Thinking that the US is going to hell in a handbasket creates a dismal picture of the world. Dismal pictures dampen a person’s ability to be successful. Some aspects are true: America is not growing as fast as other countries; we are falling behind in math and science and sometimes even business. It’s not actually horrifying; we have just been really amazing at inspiring other countries to be like us. And now it’s time for the US to take the next step and lead the world.
What the publisher says about the book: “In That Used to Be Us, Thomas L. Friedman and Michael Mandelbaum analyze the four major challenges we face as a country–globalization, the revolution in information technology, chronic deficits, and our pattern of energy consumption–and spell out what we need to do now to preserve American power in the world.”
“That Used to Be Us is a fantastic book, and I really encourage people to read it.
The basic message is that other countries, the ones that are now competing with us and kind of scaring us, are not doing anything different from what we did in our past. We have a difficult time responding to them, however, because they’re copying the way we used to be, and meanwhile, we’ve changed. As our society has gotten richer, we’ve become more careful about protecting people’s rights and not harming the environment, for example.”
9. Deng Xiaoping by Ezra F Vogel
Being successful requires taking a tough situation and transforming it into a beautiful piece of art.
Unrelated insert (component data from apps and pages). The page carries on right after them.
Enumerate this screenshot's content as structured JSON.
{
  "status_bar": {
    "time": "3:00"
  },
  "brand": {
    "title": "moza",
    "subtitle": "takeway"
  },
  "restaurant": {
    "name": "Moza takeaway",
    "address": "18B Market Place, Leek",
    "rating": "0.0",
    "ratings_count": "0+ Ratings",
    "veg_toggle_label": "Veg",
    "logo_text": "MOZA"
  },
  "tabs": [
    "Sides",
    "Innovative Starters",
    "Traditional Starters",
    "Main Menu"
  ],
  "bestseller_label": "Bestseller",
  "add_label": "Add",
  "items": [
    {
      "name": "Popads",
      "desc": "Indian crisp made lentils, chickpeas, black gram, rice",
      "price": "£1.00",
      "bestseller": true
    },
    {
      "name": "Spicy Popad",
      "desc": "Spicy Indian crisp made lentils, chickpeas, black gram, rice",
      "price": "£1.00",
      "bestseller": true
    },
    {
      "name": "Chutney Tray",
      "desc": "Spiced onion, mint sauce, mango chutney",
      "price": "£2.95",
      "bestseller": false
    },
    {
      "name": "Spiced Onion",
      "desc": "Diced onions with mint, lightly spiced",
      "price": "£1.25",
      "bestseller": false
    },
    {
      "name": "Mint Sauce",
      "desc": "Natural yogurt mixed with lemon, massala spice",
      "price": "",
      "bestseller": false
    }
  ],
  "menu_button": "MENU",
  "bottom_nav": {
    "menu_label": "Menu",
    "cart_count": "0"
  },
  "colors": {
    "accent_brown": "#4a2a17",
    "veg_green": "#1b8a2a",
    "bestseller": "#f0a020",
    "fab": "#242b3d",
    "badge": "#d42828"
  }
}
That’s what Deng Xiaoping did with the most populous country in the world. Before he came into power, China was in poverty and was unable to pull itself out. Deng transformed China’s business practices and and improved the country’s economy.
What the publisher says about it: “No one in the twentieth century had a greater impact on world history than Deng Xiaoping. And no scholar is better qualified than Ezra Vogel to disentangle the contradictions embodied in the life and legacy of China’s boldest strategist–the pragmatic, disciplined force behind China’s radical economic, technological, and social transformation.”
“China in 1979 was one of the poorest countries in the world, far poorer than India. They were barely scratching out a living and their population density made it difficult for them to feed their population. There was very little to build on other than the fact that the party had incredible authority.
With this authority, Deng set in motion a series of critical changes early on in his leadership to achieve cultural stability and significant economic growth. To have done this essentially in one generation is an unbelievable accomplishment and is unique in the history of the world.”
10. The Most Powerful Idea in the World by William Rosen
At first glance, it looks like this book is about railroads and engines. That’s plenty cool if you’re into that kind of stuff. The real meaning is about why these machines were so successful. What was the idea that made railroads so capable of changing the world?
Here’s what the publisher said about it: “Hardly a week passes without some high-profile court case that features intellectual property at its center. But how did the belief that one could own an idea come about? And how did that belief change the way humankind lives and works?”
“The book’s premise is that the Anglophone world–England, Scotland, Wales and America–was the epicenter of the Industrial Revolution because it ‘democratized the nature of invention.’ Rosen makes a compelling argument that the steam engine is the quintessential example of that democratization at work.
Rosen’s view fits my own view of the power of measurement to advance the work of our foundation. (I focused my 2013 Annual Letter from the foundation on measurement and the amazing things you can accomplish in global health, education and other areas if you set clear goals and can measure your progress toward them.)”